* _WHAT TO PRODUCE_
Determine how many lines in the records that follow hold the string "Public". Only that number should be returned.
[Opening SOURCE MATERIAL section]
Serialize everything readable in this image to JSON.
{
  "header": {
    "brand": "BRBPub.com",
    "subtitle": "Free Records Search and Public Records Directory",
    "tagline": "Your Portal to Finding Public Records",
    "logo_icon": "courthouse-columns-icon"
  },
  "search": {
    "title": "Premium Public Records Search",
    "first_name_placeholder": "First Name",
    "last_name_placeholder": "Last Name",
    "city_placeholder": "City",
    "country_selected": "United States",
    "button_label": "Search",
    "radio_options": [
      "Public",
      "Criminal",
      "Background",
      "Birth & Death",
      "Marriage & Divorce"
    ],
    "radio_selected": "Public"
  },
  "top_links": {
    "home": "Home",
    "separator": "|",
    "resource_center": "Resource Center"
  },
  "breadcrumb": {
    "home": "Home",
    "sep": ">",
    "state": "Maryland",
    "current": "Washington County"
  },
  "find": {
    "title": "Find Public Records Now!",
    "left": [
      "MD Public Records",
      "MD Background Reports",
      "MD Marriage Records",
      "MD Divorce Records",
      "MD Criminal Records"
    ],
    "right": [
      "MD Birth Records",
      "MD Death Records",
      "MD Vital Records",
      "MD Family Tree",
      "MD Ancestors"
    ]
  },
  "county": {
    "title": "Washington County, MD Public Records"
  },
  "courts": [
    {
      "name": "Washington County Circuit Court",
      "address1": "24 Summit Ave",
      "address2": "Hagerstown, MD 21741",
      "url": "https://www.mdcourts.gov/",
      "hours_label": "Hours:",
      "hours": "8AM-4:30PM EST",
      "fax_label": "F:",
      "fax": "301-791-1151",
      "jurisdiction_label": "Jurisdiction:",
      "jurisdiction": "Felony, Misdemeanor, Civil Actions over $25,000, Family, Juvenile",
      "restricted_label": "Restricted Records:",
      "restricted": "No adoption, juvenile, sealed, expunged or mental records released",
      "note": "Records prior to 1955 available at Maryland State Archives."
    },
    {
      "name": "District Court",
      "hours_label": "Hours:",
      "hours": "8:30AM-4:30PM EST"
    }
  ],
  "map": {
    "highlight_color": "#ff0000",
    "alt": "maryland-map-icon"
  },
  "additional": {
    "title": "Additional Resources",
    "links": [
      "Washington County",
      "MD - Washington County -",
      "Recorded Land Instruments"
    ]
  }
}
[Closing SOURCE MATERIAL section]
* _EXERCISE RESULT_
8